Haute-Marne offers history, tradition and ‘green tourism’ opportunities. A huge Cross of Lorraine, memorial to General Charles de Gaulle, dominates the skyline of his home village of Colombey-les-Deux-Eglises.
Visit the museum opened in October 2008 for a snapshot of his military career and personal life.
For breathtaking views, cross the nineteenth century viaduct in Haute-Marne’s capital Chaumont-en-Bassigny or walk the fortified ramparts of hill-top Langres, sometimes called the ‘Carcassonne of the North’.
Find a restaurant to enjoy wine from the champagne vineyards of Rizacourt-Argentolles and Coiffy-le-Haut with some Burgundy truffles or AOC Langres cheese.
Lac du Der-Chantecoq spanning the border with Marne is, at 4,800 hectares, one of the largest artificial lakes in Europe.
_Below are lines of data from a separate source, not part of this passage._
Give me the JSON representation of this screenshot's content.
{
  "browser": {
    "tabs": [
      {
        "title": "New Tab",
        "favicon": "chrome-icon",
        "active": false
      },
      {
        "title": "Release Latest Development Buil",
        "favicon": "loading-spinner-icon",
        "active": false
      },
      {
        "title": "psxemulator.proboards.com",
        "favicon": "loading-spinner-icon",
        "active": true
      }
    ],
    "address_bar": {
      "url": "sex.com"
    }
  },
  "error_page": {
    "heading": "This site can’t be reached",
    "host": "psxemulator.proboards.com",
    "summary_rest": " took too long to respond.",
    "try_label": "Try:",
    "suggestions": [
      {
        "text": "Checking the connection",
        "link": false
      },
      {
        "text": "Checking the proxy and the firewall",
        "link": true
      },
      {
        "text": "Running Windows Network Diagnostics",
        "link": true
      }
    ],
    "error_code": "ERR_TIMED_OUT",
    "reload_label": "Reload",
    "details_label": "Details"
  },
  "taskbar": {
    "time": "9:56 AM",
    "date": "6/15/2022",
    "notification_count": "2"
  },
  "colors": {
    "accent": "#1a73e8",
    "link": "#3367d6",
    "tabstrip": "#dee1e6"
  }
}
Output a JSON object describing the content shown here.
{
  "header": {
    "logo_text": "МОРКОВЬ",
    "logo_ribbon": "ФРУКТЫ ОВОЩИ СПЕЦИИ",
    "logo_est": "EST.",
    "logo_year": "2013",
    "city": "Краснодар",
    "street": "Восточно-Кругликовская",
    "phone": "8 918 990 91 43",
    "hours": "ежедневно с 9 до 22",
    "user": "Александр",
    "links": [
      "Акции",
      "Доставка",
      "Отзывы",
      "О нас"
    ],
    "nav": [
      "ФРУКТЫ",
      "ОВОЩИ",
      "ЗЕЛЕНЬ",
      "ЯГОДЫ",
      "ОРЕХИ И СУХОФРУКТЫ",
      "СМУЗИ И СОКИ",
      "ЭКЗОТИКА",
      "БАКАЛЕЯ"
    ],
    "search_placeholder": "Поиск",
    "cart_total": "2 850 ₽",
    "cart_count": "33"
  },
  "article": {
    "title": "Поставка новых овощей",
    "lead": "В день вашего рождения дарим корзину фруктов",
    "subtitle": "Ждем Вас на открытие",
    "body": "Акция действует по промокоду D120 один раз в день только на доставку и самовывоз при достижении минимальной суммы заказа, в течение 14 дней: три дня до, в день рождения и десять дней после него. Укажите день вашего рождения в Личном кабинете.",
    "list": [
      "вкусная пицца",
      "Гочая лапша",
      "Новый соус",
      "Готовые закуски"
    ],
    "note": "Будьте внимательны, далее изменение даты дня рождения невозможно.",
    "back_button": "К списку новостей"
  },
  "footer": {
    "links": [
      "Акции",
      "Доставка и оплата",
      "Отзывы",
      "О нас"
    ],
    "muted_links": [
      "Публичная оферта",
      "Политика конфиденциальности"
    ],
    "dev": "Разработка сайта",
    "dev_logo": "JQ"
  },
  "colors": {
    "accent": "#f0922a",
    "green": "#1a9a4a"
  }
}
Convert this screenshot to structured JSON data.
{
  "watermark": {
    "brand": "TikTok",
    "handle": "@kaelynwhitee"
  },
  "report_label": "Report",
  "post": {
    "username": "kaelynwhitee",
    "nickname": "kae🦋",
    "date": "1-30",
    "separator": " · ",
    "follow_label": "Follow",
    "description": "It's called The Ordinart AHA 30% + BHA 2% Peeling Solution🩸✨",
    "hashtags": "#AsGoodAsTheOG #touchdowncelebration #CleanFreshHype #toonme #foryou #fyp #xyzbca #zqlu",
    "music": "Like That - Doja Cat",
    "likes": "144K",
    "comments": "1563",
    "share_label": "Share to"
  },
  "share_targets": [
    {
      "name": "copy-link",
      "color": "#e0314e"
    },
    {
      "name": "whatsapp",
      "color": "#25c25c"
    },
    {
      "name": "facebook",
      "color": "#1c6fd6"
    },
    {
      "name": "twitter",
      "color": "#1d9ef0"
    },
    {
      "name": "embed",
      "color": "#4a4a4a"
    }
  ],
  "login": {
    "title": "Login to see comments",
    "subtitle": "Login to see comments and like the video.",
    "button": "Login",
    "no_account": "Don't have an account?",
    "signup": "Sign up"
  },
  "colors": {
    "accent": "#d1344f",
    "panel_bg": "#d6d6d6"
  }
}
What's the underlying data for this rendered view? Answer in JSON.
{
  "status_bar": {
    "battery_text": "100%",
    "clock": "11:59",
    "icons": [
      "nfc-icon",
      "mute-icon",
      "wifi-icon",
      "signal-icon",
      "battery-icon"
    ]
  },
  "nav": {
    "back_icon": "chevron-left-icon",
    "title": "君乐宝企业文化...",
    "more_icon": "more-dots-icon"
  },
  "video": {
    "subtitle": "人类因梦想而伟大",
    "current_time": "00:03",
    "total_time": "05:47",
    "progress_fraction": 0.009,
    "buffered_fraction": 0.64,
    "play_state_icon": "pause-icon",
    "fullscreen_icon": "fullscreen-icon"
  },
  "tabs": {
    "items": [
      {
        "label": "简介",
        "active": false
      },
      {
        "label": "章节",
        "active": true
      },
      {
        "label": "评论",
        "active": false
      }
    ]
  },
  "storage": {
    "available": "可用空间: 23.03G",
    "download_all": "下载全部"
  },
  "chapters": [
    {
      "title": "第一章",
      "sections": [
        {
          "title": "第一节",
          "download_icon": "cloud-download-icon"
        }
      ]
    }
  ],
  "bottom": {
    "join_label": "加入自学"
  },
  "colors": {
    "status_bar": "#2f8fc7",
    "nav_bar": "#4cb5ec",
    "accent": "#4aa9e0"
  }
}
Ideal for watersports and fishing, the lake includes a nature reserve where you can watch the magical dawn spectacle of tens of thousands of migratory common cranes which arrive each autumn to over-winter. Spot some of Haute-Marne’s 40 species of orchid, roe-deer and perhaps a boar along 1,500km of marked trails.
The region’s artisan history continues today with the cutlers of Nogent. Visit the Nogent cutlery museum and tour willow beds which supply the basket-makers of Fayl-Billot. Follow the ‘Stained Glass Timber-frame Churches Road’ and seek out the Blaise Valley where blacksmiths carry on Haute-Marne’s tradition of wrought iron work.
Decorations on houses at St Dizier were made at its foundry from designs by Art Nouveau architect Hector Guimard. Guimard designed entrances to the Paris Metro and lamp posts on the Champs-Elysees.
If all this sightseeing leaves you in need of relaxation, complete your visit at Bourbonne-les-Bains and choose from a range of spa and beauty treatments at the only spa town in Champagne-Ardennes.